Aim of the task - Write out the line that holds "What's the underlying" together with every line that follows it to the end of the material below, exactly. Omit the pictures.

Records shown -
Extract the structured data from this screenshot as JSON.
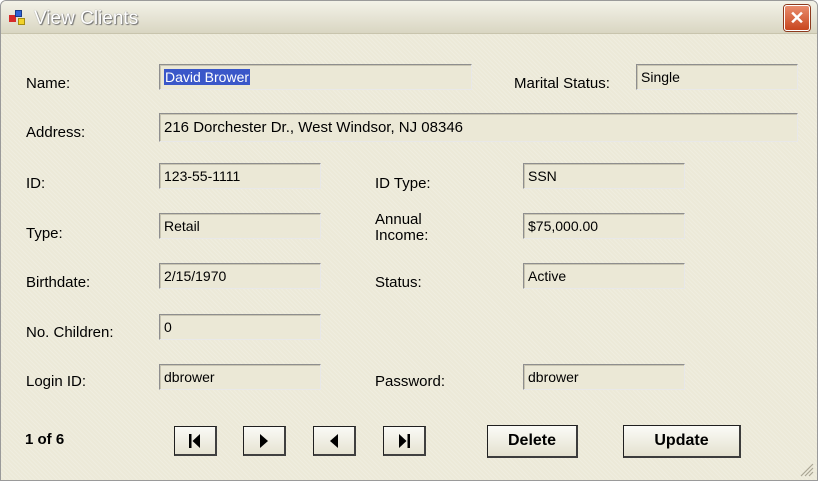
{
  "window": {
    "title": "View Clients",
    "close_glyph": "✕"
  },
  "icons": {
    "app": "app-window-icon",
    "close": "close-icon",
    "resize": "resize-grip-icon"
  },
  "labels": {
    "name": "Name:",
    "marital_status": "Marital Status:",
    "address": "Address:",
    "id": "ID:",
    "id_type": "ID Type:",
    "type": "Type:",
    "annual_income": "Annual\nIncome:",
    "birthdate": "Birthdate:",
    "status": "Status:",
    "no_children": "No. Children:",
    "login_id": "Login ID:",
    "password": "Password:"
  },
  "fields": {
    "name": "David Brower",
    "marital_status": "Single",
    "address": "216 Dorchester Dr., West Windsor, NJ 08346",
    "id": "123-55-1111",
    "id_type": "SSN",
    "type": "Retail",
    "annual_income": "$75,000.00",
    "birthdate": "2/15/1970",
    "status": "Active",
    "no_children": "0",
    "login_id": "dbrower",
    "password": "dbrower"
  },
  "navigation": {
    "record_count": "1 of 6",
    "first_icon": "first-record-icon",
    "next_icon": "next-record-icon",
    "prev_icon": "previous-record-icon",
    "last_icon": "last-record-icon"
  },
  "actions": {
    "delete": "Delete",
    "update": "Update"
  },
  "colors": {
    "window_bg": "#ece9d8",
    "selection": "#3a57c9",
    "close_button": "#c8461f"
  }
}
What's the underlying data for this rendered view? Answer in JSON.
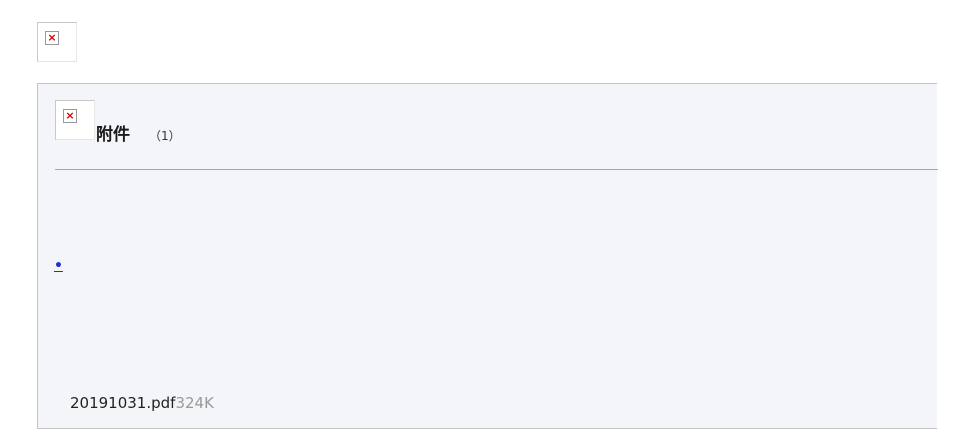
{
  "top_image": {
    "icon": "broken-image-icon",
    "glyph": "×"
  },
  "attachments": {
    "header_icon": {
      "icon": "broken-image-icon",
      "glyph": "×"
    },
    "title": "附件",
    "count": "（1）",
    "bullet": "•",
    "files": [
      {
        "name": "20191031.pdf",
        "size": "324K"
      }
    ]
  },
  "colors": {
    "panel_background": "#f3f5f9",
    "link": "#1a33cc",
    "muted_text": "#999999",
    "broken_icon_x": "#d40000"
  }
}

Task response -
What's the underlying data for this rendered view? Answer in JSON.
{
  "top_image": {
    "icon": "broken-image-icon",
    "glyph": "×"
  },
  "attachments": {
    "header_icon": {
      "icon": "broken-image-icon",
      "glyph": "×"
    },
    "title": "附件",
    "count": "（1）",
    "bullet": "•",
    "files": [
      {
        "name": "20191031.pdf",
        "size": "324K"
      }
    ]
  },
  "colors": {
    "panel_background": "#f3f5f9",
    "link": "#1a33cc",
    "muted_text": "#999999",
    "broken_icon_x": "#d40000"
  }
}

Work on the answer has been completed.